◆ Data records:
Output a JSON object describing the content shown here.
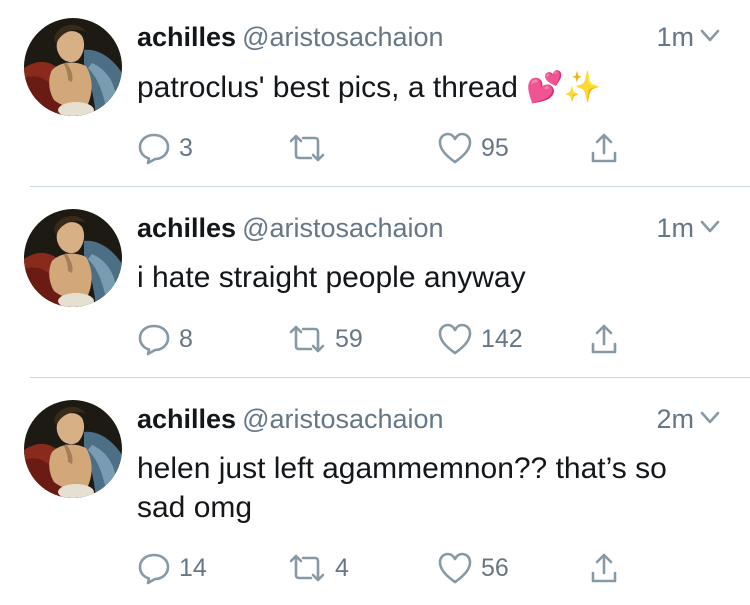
{
  "tweets": [
    {
      "display_name": "achilles",
      "handle": "@aristosachaion",
      "time": "1m",
      "text": "patroclus' best pics, a thread 💕✨",
      "reply_count": "3",
      "retweet_count": "",
      "like_count": "95"
    },
    {
      "display_name": "achilles",
      "handle": "@aristosachaion",
      "time": "1m",
      "text": "i hate straight people anyway",
      "reply_count": "8",
      "retweet_count": "59",
      "like_count": "142"
    },
    {
      "display_name": "achilles",
      "handle": "@aristosachaion",
      "time": "2m",
      "text": "helen just left agammemnon?? that’s so sad omg",
      "reply_count": "14",
      "retweet_count": "4",
      "like_count": "56"
    }
  ],
  "icons": {
    "reply": "reply-icon",
    "retweet": "retweet-icon",
    "like": "heart-icon",
    "share": "share-icon",
    "menu": "chevron-down-icon"
  },
  "colors": {
    "primary_text": "#14171a",
    "secondary_text": "#657786",
    "divider": "#ccd6dd"
  }
}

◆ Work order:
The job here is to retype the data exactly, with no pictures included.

◆ Exercise result:
Output a JSON object describing the content shown here.
{
  "tweets": [
    {
      "display_name": "achilles",
      "handle": "@aristosachaion",
      "time": "1m",
      "text": "patroclus' best pics, a thread 💕✨",
      "reply_count": "3",
      "retweet_count": "",
      "like_count": "95"
    },
    {
      "display_name": "achilles",
      "handle": "@aristosachaion",
      "time": "1m",
      "text": "i hate straight people anyway",
      "reply_count": "8",
      "retweet_count": "59",
      "like_count": "142"
    },
    {
      "display_name": "achilles",
      "handle": "@aristosachaion",
      "time": "2m",
      "text": "helen just left agammemnon?? that’s so sad omg",
      "reply_count": "14",
      "retweet_count": "4",
      "like_count": "56"
    }
  ],
  "icons": {
    "reply": "reply-icon",
    "retweet": "retweet-icon",
    "like": "heart-icon",
    "share": "share-icon",
    "menu": "chevron-down-icon"
  },
  "colors": {
    "primary_text": "#14171a",
    "secondary_text": "#657786",
    "divider": "#ccd6dd"
  }
}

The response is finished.